Exercise prompt:
Copy all lines holding the word "nCut" from the entries.
(Provided entries Opens)
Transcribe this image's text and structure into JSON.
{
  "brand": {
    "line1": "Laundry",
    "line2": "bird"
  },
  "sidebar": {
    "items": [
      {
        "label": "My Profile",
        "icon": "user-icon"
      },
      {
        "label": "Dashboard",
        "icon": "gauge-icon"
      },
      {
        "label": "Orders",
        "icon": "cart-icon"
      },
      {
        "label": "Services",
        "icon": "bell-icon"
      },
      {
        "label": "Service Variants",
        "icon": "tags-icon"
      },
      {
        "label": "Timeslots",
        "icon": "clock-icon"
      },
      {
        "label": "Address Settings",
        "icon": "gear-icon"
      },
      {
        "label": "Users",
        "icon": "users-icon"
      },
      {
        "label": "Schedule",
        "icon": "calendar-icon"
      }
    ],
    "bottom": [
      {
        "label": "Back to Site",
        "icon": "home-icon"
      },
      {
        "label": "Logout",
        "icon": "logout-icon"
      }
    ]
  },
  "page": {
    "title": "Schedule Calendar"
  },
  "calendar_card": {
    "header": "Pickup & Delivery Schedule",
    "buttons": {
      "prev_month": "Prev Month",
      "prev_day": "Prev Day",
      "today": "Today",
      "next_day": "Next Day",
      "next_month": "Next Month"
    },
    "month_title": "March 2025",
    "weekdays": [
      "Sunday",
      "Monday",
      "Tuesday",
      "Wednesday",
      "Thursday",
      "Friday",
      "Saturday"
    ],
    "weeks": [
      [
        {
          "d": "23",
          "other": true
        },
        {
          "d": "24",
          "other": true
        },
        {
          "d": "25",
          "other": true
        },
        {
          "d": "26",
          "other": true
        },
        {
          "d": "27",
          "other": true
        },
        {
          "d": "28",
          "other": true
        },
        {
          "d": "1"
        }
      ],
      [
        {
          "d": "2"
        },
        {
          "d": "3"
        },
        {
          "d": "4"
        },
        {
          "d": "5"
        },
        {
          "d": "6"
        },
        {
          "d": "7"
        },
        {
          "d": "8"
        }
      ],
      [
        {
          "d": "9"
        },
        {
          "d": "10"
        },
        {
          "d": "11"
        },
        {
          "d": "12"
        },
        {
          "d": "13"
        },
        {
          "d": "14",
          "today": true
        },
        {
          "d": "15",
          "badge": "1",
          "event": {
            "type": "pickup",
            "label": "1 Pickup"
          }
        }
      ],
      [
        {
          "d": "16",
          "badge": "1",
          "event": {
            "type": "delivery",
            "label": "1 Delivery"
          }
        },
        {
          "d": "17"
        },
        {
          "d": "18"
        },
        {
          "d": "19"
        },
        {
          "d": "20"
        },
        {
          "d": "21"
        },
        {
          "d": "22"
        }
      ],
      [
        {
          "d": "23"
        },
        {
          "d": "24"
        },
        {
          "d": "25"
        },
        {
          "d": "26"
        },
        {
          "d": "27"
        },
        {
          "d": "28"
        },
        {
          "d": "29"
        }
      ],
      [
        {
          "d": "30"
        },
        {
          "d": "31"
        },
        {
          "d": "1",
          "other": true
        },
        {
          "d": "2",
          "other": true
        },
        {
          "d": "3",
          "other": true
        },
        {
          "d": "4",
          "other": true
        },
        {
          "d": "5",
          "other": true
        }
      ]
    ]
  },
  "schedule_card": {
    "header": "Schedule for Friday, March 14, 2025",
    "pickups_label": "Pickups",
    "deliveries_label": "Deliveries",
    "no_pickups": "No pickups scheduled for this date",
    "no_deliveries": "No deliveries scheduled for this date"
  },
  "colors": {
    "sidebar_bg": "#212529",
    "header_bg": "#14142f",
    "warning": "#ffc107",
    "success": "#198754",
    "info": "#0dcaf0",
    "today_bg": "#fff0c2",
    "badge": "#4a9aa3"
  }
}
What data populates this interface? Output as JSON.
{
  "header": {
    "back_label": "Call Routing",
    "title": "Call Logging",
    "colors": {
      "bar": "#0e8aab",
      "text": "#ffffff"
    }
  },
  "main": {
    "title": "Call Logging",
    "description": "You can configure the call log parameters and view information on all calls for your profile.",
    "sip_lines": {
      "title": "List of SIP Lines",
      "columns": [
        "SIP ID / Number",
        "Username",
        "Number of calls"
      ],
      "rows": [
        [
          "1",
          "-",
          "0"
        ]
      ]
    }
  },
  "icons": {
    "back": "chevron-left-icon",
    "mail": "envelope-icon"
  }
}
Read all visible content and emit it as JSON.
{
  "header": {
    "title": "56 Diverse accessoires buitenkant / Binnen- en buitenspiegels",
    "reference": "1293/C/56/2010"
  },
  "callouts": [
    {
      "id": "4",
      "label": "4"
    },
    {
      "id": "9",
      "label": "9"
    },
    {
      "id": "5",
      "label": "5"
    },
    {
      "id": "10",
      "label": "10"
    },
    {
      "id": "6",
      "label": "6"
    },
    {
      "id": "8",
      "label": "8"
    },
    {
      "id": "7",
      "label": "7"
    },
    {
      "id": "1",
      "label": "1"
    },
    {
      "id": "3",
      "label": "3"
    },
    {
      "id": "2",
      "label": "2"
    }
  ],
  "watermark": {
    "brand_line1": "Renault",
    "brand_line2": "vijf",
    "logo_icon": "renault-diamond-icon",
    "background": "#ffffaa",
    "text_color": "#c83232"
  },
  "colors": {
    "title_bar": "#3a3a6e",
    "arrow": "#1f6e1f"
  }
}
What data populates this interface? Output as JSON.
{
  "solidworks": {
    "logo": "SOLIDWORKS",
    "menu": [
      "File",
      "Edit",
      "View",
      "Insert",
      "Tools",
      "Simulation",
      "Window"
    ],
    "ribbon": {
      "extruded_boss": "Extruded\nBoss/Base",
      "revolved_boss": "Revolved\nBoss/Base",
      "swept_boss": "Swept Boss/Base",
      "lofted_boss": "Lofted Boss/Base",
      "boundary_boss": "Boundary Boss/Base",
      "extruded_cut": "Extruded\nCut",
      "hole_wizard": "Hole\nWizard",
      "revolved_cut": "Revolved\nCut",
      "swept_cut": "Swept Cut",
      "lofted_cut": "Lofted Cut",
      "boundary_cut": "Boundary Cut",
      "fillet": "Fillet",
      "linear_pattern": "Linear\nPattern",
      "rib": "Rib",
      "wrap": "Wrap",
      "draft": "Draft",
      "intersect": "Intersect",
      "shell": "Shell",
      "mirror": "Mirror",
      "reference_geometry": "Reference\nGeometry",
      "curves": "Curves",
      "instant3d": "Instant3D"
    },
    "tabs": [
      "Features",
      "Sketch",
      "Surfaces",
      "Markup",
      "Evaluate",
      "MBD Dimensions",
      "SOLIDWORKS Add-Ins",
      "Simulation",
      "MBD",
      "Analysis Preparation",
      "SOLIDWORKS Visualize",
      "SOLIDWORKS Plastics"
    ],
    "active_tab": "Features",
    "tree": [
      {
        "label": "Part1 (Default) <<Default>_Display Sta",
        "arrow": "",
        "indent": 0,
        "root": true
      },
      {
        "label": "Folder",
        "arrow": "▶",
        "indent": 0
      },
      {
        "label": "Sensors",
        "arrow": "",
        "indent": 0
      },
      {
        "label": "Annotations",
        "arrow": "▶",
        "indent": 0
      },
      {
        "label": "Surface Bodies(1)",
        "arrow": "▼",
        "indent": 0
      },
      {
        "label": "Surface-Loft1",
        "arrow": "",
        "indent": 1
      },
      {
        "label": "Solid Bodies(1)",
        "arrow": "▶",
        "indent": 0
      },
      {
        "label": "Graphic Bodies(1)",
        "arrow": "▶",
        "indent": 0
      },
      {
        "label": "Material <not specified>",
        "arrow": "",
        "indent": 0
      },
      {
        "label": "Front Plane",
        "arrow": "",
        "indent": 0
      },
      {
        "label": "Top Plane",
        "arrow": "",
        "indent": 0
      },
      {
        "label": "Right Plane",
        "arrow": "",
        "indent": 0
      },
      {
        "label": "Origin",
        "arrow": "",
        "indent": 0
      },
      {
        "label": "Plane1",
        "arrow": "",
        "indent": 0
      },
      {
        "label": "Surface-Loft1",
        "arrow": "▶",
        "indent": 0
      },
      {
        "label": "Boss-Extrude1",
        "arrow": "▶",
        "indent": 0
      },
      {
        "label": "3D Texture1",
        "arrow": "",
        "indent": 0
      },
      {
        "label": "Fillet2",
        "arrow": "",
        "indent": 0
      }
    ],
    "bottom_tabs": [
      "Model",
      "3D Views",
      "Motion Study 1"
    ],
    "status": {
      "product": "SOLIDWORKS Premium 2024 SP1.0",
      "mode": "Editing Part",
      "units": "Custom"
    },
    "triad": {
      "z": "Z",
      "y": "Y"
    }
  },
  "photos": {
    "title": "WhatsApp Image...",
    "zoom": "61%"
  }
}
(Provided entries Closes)
Answer for the task:
      "extruded_cut": "Extruded\nCut",
      "revolved_cut": "Revolved\nCut",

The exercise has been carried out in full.